PROBLEM DESCRIPTION: Within the data below, copy each line where the string "Output" is found.

MATERIAL FOR THIS EXERCISE:
______________________________
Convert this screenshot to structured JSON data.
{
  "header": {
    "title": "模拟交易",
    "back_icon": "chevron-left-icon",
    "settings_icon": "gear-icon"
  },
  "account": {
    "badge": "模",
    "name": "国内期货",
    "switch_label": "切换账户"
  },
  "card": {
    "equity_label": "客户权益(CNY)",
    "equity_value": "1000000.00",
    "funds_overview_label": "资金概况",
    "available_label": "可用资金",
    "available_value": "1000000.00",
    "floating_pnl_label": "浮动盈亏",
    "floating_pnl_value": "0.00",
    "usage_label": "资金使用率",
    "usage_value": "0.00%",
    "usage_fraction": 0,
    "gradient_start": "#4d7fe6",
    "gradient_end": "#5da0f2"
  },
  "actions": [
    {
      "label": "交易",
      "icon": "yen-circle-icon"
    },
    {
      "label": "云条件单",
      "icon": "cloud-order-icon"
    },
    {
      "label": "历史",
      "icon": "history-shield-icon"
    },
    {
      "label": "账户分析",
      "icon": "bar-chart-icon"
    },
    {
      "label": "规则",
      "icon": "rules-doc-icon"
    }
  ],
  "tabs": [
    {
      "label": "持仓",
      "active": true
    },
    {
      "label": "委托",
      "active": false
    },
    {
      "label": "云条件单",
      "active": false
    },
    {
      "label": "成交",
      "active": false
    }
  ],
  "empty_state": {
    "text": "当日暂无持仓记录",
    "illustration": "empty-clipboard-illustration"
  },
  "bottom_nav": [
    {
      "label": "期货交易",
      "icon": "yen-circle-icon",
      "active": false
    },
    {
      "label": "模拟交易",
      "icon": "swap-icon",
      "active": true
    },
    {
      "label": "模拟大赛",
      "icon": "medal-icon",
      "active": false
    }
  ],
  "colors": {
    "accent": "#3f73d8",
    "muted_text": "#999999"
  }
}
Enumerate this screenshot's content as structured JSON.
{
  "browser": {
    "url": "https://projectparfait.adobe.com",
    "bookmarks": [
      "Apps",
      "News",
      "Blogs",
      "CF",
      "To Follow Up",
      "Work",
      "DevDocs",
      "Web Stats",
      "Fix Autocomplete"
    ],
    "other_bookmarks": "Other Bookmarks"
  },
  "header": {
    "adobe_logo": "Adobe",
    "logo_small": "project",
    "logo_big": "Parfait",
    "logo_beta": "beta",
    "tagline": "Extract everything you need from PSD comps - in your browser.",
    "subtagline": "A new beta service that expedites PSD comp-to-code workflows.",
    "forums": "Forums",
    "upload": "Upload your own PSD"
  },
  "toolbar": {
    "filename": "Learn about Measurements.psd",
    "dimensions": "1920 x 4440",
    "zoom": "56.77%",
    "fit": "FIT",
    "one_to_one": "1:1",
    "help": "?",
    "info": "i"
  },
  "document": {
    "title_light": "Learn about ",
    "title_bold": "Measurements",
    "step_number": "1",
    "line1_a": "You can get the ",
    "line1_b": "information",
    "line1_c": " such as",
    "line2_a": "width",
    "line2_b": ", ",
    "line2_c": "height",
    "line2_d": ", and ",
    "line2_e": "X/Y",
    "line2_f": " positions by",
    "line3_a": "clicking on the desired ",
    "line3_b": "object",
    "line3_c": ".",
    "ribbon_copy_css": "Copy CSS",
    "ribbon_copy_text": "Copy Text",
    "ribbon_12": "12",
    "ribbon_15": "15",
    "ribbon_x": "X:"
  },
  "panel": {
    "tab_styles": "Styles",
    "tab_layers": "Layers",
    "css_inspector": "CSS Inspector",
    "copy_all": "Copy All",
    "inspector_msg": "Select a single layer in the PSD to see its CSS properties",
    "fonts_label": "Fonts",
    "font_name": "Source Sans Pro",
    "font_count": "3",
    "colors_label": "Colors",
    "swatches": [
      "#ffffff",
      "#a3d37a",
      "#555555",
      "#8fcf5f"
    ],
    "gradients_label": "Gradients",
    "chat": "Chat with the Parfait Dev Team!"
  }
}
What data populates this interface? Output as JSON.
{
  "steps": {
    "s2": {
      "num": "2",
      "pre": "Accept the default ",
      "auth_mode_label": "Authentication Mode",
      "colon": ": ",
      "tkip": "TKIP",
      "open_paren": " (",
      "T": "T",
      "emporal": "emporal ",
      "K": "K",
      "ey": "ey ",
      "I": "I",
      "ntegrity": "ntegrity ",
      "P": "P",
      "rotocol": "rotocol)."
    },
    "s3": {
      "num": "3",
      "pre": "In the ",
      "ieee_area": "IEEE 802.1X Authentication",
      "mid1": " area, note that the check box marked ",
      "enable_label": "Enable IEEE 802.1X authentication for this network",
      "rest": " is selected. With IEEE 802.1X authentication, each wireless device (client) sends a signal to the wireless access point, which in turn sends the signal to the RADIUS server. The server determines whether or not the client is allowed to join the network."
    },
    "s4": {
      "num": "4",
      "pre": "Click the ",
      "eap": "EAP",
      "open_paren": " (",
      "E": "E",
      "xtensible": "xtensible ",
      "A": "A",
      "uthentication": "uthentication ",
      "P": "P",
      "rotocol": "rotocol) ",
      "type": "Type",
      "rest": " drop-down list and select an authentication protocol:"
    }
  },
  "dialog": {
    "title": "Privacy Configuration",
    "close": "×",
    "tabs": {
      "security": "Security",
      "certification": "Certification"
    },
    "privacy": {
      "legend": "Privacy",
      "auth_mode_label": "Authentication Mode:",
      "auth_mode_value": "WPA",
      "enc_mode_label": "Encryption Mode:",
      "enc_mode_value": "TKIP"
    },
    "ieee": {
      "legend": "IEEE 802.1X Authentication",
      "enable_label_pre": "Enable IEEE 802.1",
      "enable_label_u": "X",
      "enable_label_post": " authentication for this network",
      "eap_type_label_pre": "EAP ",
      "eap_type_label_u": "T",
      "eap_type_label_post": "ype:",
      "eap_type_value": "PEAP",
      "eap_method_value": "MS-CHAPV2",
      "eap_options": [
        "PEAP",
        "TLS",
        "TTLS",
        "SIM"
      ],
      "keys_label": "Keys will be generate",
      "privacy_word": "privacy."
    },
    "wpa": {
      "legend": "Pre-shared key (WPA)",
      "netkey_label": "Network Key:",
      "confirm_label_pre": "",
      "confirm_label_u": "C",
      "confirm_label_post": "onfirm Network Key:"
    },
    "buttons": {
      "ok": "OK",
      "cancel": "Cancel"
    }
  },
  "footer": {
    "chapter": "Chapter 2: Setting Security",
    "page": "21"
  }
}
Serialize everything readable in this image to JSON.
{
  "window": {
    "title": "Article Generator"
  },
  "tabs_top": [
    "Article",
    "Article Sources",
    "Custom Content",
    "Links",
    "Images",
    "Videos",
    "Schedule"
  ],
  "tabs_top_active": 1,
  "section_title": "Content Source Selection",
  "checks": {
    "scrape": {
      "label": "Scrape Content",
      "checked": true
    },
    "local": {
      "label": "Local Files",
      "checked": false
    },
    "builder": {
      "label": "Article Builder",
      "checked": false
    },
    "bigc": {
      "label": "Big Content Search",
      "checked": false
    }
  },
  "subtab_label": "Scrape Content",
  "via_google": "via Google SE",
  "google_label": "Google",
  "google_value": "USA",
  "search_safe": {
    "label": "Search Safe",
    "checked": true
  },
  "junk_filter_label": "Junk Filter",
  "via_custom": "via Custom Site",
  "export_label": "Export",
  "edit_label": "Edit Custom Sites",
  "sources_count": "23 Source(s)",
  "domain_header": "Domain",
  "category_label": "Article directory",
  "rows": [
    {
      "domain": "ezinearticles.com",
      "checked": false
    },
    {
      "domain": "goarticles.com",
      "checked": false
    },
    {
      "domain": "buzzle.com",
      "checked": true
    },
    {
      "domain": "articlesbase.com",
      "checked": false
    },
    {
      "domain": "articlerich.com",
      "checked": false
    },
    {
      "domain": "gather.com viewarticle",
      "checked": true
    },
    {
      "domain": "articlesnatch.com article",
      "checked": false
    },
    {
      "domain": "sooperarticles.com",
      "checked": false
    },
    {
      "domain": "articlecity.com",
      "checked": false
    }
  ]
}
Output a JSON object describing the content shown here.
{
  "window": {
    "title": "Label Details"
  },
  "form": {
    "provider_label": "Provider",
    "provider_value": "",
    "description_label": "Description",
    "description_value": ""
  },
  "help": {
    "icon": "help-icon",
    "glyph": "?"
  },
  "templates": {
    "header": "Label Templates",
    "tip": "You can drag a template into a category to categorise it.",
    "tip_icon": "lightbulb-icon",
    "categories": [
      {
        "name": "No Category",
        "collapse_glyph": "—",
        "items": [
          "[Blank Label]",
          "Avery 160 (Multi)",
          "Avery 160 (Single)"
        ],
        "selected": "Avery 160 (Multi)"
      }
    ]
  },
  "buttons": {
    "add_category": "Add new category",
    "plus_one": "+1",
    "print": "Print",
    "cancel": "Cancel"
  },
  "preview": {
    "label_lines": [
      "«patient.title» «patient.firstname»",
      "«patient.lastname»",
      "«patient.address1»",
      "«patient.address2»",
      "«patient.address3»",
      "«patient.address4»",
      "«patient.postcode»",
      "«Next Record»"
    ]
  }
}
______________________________
ANSWER TO THE PROBLEM:
What data populates this interface? Output as JSON.
Output a JSON object describing the content shown here.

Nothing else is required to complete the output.